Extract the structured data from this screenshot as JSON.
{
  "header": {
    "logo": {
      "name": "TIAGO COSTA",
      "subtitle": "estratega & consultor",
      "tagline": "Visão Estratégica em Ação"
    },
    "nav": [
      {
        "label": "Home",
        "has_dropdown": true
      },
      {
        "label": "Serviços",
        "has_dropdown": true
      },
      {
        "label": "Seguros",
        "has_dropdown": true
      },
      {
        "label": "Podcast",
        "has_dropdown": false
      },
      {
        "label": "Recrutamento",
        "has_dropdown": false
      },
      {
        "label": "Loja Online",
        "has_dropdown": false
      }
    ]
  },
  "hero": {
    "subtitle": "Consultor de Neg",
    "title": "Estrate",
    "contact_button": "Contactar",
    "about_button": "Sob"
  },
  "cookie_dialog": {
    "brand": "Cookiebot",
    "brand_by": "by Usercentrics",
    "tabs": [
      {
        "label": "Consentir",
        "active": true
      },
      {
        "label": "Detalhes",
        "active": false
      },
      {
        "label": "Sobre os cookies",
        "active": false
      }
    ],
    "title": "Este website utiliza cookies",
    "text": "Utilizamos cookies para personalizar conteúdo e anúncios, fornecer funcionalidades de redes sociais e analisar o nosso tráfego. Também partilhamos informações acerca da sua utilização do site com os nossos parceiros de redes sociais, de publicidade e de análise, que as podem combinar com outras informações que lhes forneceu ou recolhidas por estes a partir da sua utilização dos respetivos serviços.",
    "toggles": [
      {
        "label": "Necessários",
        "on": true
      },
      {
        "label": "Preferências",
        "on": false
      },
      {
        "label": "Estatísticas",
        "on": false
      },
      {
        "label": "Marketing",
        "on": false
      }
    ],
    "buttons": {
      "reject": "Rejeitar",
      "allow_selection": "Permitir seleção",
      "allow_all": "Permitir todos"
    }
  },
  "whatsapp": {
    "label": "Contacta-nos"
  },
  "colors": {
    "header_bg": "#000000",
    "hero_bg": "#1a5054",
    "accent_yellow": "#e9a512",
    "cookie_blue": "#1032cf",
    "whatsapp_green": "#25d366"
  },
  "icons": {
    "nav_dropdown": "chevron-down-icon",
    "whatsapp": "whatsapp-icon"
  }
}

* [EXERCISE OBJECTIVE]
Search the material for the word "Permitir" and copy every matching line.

* [SOLUTION TO THIS EXERCISE]
      "allow_selection": "Permitir seleção",
      "allow_all": "Permitir todos"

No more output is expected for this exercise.